▶ [Your goal] Look over the lines below. Report each one that includes the string "Mexicali".

▶ [Provided data]
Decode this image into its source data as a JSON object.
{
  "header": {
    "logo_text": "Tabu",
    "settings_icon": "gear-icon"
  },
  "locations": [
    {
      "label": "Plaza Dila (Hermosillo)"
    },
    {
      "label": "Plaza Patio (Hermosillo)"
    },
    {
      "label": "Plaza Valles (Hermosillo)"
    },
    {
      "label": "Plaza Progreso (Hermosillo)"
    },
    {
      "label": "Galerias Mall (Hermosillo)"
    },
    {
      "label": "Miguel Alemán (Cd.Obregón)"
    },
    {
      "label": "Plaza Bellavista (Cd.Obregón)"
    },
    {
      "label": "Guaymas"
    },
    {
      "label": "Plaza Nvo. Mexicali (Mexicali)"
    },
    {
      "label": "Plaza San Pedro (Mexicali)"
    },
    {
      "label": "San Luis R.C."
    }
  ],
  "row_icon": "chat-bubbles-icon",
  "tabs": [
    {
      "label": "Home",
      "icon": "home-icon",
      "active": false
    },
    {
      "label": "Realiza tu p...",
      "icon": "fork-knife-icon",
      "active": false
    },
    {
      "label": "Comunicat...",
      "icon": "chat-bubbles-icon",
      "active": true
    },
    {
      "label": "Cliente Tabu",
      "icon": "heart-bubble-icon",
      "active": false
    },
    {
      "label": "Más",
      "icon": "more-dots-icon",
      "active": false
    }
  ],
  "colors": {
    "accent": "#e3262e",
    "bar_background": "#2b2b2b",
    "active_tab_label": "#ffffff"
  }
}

▶ [Written solution]
      "label": "Plaza Nvo. Mexicali (Mexicali)"
      "label": "Plaza San Pedro (Mexicali)"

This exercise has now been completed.